African Leadership Academy alumna Geraldine Mukumbi has been named a 2022 Knight-Hennessy Scholar-Elect and will now pursue a PhD at Stanford University.
She was previously a Hesburgh-Yusko Scholar and a Kellogg International Scholar and graduated from Notre Dame in 2016 with a degree in English/Africana Studies. Whilst at the prestigious university, she won the Hammon-Wheatley Creative Arts Award, the Richard Sullivan Prize for Short Fiction and the Notre Dame Leadership Award. She was executive producer of the monologue show “Show Some Skin,” which gives voice to unspoken stories about identity and difference at Notre Dame.
“I’m pursuing a PhD in curriculum studies and teacher education with a specialization in Language, Literacy and English Education. My research is focused on exploring the role that Young Adult literature can play in improving the quality of literacy for students in English classrooms,” said Geraldine.
“I hope that I can leverage my research to create a learning environment that has an arts education at its core. I was born in Hwange in a province in Zimbabwe that consistently has relatively the highest number of underperforming and under resourced schools. I would love to see that change in my lifetime.”
She has previous teaching experience at ALA as a humanities and entrepreneurial leadership educator, and at LEAF Academy in Slovakia and the USAP Community School Zimbabwe. She credits her time at ALA as a student and educator for the insights she has gained “into the ways in which we can approach education differently.”
“ALA and a growing number of mission-driven start-up schools provide a template for how we can expand what it means to create a learning community,” Geraldine said.
“I love books. I am certifiably obsessed with both reading and writing them. My PhD is driven by my curiosity about the ways schools sometimes hinder the love of reading. I grew up as an avid reader, but I hated my English and literature classes. My hope is to learn about the ways in which we can improve the quality of literature instruction in Zimbabwe primarily so that more young people can be lifelong readers.”
Geraldine thanked her family and friends who’ve encouraged her to dream, and “the Africana studies department at Notre Dame, which exposed me to the type of community-based research that I aspire to carry out. I am also grateful to Professor Joe Buttigieg, who modeled an unflinching love for literature, as well as Professors Stuart Greene, Maria McKenna and Paul Ocobock, who have supported me in my journey as a writer and teacher.”

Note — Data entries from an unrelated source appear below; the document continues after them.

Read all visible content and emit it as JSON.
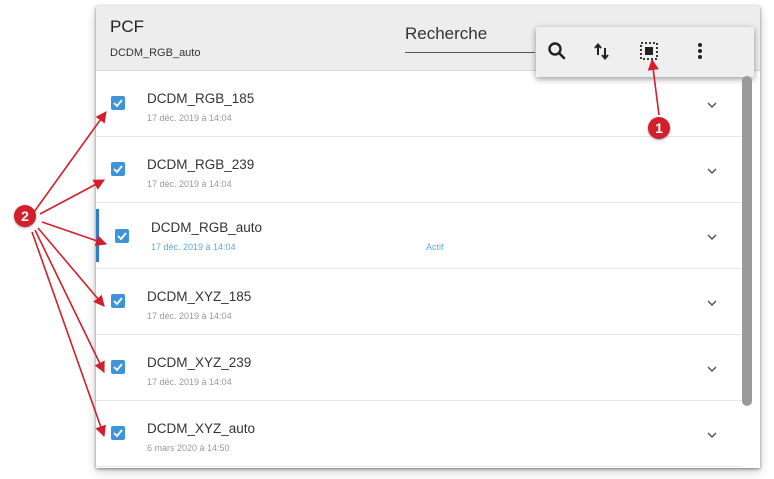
{
  "header": {
    "title": "PCF",
    "subtitle": "DCDM_RGB_auto",
    "search_placeholder": "Recherche"
  },
  "toolbar": {
    "icons": [
      "search-icon",
      "sort-icon",
      "select-all-icon",
      "more-vert-icon"
    ]
  },
  "items": [
    {
      "name": "DCDM_RGB_185",
      "date": "17 déc. 2019 à 14:04",
      "status": "",
      "checked": true
    },
    {
      "name": "DCDM_RGB_239",
      "date": "17 déc. 2019 à 14:04",
      "status": "",
      "checked": true
    },
    {
      "name": "DCDM_RGB_auto",
      "date": "17 déc. 2019 à 14:04",
      "status": "Actif",
      "checked": true
    },
    {
      "name": "DCDM_XYZ_185",
      "date": "17 déc. 2019 à 14:04",
      "status": "",
      "checked": true
    },
    {
      "name": "DCDM_XYZ_239",
      "date": "17 déc. 2019 à 14:04",
      "status": "",
      "checked": true
    },
    {
      "name": "DCDM_XYZ_auto",
      "date": "6 mars 2020 à 14:50",
      "status": "",
      "checked": true
    }
  ],
  "annotations": {
    "callout_1": "1",
    "callout_2": "2",
    "color": "#d11f2b"
  },
  "colors": {
    "accent": "#3f93d9",
    "active_text": "#5aa9e6",
    "header_bg": "#ededed"
  }
}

“My thinking has been shaped by friends and colleagues such as Chris Bradford, Taeyin ChoGlueck, L’ubica Lutz, Jaromír Sedlár, Dave Tait and Rebecca Zeigler Mano, who have served as inspiring soundboards in expanding my thinking about schools and community,” she said.